►
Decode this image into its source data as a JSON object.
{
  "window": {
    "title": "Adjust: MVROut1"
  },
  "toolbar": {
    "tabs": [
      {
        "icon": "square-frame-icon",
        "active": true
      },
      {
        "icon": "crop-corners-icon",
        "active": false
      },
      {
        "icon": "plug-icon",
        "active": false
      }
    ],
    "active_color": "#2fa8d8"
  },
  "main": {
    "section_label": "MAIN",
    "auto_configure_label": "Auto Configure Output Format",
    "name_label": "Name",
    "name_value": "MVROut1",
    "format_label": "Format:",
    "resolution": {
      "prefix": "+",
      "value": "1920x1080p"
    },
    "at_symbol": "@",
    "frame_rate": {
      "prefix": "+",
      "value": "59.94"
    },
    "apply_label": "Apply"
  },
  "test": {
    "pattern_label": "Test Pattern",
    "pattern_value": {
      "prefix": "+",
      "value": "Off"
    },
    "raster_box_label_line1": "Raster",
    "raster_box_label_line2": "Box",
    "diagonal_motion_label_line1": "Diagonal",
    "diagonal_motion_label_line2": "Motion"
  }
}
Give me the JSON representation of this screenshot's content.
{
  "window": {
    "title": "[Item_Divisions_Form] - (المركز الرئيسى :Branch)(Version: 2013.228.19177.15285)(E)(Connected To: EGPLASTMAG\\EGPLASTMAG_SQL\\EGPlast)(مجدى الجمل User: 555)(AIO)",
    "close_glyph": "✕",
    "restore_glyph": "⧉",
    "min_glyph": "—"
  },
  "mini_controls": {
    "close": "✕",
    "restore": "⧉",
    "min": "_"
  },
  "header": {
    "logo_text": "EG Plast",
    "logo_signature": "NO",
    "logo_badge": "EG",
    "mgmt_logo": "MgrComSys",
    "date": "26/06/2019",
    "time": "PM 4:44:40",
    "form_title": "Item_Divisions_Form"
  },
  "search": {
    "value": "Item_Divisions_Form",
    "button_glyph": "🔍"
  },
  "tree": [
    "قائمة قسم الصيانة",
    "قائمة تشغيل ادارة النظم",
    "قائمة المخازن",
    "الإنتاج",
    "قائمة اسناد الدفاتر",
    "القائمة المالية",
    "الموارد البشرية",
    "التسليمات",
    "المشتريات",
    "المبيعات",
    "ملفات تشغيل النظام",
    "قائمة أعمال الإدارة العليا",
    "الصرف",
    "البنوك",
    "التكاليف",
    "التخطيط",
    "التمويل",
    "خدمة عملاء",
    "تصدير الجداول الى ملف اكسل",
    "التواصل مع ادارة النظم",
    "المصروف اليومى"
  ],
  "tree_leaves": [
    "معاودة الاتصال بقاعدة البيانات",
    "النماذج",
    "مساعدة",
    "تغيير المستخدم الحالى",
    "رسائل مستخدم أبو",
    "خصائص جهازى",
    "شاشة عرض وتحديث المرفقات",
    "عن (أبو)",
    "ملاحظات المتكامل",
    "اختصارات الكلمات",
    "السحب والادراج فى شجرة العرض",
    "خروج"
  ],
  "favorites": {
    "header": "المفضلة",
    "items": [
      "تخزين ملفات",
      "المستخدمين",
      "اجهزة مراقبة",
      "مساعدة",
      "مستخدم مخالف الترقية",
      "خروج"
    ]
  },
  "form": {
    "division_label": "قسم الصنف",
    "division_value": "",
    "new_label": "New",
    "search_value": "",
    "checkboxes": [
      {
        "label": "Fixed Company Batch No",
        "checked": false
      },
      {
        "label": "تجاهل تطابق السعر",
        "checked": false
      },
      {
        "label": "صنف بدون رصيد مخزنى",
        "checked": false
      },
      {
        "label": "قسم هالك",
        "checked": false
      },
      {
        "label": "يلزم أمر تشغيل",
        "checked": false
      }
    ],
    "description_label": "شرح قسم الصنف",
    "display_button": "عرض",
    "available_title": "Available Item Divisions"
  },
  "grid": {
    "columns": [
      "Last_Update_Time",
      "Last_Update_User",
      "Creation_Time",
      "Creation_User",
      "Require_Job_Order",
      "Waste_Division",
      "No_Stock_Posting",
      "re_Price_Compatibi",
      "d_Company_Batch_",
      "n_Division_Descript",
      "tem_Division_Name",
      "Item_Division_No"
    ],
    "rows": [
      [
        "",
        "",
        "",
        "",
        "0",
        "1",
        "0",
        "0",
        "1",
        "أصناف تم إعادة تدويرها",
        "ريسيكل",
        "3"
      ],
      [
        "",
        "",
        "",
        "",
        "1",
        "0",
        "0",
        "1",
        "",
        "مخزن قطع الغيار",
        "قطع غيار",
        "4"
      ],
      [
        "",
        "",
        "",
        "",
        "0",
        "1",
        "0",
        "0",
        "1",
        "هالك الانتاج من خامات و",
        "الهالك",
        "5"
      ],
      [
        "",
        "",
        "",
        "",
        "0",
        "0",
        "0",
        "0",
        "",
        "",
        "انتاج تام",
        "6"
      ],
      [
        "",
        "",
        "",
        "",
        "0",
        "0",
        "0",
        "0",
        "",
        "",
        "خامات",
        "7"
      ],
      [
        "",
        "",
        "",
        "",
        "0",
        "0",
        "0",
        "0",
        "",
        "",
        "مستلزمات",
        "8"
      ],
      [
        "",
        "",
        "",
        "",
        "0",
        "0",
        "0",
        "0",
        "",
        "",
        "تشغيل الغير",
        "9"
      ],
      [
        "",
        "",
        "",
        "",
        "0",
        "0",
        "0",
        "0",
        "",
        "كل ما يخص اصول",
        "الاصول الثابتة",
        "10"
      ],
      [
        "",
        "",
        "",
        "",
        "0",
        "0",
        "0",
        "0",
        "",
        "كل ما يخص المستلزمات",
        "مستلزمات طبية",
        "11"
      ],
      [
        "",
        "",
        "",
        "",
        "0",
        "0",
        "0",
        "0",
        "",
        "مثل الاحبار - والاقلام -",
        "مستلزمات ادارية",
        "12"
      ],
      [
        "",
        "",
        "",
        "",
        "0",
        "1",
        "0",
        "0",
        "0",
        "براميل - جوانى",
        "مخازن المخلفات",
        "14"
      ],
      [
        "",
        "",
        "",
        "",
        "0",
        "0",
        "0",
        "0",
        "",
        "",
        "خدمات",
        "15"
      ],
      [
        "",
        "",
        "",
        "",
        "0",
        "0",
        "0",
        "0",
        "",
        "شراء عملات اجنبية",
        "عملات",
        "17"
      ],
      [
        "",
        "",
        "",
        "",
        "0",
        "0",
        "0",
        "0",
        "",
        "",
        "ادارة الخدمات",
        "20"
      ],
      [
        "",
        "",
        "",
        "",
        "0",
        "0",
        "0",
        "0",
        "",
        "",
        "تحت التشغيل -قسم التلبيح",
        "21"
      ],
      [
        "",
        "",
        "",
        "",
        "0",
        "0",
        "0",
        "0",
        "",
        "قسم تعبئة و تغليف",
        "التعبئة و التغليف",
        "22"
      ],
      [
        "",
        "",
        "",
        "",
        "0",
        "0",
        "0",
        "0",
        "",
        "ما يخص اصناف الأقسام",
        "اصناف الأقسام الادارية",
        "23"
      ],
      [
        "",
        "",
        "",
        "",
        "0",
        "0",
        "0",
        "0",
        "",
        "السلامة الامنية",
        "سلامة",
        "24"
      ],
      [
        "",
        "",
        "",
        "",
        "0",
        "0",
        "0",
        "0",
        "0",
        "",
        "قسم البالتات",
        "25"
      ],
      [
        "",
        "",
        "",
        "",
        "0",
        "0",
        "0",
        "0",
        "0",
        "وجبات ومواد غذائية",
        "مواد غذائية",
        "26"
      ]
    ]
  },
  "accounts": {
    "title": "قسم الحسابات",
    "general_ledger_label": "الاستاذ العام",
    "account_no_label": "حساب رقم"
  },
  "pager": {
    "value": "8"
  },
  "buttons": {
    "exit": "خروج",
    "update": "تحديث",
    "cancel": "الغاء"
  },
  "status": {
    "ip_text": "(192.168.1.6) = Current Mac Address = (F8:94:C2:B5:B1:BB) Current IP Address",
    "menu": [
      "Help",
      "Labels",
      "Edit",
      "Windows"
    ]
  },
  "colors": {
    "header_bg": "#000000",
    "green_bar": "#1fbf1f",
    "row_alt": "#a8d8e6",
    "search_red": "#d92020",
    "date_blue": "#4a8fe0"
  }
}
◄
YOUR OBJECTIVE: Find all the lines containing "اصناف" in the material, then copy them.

SOLUTION FOR THIS PROBLEM:
        "ما يخص اصناف الأقسام",
        "اصناف الأقسام الادارية",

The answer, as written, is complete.